» **Task to complete**: Give every line of the material again, exactly as written.
*** Information supplied Section Begins ***
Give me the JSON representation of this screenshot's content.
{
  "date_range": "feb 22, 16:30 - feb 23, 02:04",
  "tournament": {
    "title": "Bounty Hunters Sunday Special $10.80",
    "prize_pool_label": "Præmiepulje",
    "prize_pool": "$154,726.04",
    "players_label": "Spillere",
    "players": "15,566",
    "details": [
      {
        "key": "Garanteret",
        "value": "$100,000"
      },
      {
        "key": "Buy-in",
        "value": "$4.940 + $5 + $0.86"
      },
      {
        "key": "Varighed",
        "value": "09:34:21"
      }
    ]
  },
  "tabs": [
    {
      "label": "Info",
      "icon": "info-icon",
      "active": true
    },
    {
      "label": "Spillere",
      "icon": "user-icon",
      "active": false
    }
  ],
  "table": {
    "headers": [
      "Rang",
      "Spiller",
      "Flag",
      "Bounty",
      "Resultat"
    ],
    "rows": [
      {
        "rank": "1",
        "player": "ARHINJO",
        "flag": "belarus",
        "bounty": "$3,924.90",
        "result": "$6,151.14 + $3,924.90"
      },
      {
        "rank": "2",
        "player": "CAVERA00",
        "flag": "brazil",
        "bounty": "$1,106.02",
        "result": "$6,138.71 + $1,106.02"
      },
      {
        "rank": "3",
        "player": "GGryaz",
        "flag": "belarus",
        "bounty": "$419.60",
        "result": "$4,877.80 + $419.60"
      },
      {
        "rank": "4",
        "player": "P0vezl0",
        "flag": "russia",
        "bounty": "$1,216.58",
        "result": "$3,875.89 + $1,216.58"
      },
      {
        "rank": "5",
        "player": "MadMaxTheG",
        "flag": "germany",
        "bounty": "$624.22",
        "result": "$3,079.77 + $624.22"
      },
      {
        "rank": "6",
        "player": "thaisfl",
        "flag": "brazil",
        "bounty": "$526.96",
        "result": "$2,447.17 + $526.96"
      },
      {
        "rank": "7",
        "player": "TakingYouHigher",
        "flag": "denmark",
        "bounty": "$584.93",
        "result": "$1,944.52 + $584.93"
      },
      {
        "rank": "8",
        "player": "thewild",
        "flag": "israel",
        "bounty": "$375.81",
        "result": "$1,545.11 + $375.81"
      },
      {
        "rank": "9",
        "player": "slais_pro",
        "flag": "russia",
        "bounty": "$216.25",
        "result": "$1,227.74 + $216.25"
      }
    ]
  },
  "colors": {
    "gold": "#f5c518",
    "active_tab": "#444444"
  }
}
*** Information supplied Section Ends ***
» **Solution**:
Give me the JSON representation of this screenshot's content.
{
  "date_range": "feb 22, 16:30 - feb 23, 02:04",
  "tournament": {
    "title": "Bounty Hunters Sunday Special $10.80",
    "prize_pool_label": "Præmiepulje",
    "prize_pool": "$154,726.04",
    "players_label": "Spillere",
    "players": "15,566",
    "details": [
      {
        "key": "Garanteret",
        "value": "$100,000"
      },
      {
        "key": "Buy-in",
        "value": "$4.940 + $5 + $0.86"
      },
      {
        "key": "Varighed",
        "value": "09:34:21"
      }
    ]
  },
  "tabs": [
    {
      "label": "Info",
      "icon": "info-icon",
      "active": true
    },
    {
      "label": "Spillere",
      "icon": "user-icon",
      "active": false
    }
  ],
  "table": {
    "headers": [
      "Rang",
      "Spiller",
      "Flag",
      "Bounty",
      "Resultat"
    ],
    "rows": [
      {
        "rank": "1",
        "player": "ARHINJO",
        "flag": "belarus",
        "bounty": "$3,924.90",
        "result": "$6,151.14 + $3,924.90"
      },
      {
        "rank": "2",
        "player": "CAVERA00",
        "flag": "brazil",
        "bounty": "$1,106.02",
        "result": "$6,138.71 + $1,106.02"
      },
      {
        "rank": "3",
        "player": "GGryaz",
        "flag": "belarus",
        "bounty": "$419.60",
        "result": "$4,877.80 + $419.60"
      },
      {
        "rank": "4",
        "player": "P0vezl0",
        "flag": "russia",
        "bounty": "$1,216.58",
        "result": "$3,875.89 + $1,216.58"
      },
      {
        "rank": "5",
        "player": "MadMaxTheG",
        "flag": "germany",
        "bounty": "$624.22",
        "result": "$3,079.77 + $624.22"
      },
      {
        "rank": "6",
        "player": "thaisfl",
        "flag": "brazil",
        "bounty": "$526.96",
        "result": "$2,447.17 + $526.96"
      },
      {
        "rank": "7",
        "player": "TakingYouHigher",
        "flag": "denmark",
        "bounty": "$584.93",
        "result": "$1,944.52 + $584.93"
      },
      {
        "rank": "8",
        "player": "thewild",
        "flag": "israel",
        "bounty": "$375.81",
        "result": "$1,545.11 + $375.81"
      },
      {
        "rank": "9",
        "player": "slais_pro",
        "flag": "russia",
        "bounty": "$216.25",
        "result": "$1,227.74 + $216.25"
      }
    ]
  },
  "colors": {
    "gold": "#f5c518",
    "active_tab": "#444444"
  }
}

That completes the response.